> [Dataset rows for apps and sites]:
---

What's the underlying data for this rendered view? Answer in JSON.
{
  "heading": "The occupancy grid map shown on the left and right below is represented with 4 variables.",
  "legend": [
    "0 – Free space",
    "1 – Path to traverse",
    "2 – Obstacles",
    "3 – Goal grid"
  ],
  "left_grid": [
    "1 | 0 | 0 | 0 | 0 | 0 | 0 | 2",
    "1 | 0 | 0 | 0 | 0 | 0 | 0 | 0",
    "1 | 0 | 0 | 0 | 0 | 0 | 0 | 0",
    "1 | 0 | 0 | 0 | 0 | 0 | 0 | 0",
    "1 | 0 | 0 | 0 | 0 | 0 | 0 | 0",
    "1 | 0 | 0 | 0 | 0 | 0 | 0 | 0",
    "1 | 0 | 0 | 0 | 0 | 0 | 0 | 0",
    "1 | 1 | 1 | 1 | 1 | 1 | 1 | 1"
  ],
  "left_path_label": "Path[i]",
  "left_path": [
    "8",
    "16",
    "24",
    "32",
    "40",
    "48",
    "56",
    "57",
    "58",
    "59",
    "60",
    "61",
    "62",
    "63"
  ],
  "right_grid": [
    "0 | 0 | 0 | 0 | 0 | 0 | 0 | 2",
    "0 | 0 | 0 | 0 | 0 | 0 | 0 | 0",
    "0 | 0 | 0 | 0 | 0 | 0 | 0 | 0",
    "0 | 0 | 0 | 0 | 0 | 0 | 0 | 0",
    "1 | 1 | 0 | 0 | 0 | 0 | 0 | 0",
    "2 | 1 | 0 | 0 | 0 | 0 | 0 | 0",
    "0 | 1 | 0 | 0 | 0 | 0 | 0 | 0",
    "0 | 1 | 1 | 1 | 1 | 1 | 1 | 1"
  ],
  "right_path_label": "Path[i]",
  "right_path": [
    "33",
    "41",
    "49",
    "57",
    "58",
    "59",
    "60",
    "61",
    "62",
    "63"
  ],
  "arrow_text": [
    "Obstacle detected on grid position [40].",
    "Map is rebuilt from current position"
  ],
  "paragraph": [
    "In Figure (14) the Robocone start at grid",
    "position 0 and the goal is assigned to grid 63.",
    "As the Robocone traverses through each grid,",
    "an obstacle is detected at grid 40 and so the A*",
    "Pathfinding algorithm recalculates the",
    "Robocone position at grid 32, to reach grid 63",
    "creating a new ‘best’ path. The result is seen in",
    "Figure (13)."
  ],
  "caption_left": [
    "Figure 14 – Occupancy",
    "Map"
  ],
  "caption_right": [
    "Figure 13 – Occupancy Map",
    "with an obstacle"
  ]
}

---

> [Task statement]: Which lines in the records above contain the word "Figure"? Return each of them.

> [Task output]:
    "In Figure (14) the Robocone start at grid",
    "Figure (13)."
    "Figure 14 – Occupancy",
    "Figure 13 – Occupancy Map",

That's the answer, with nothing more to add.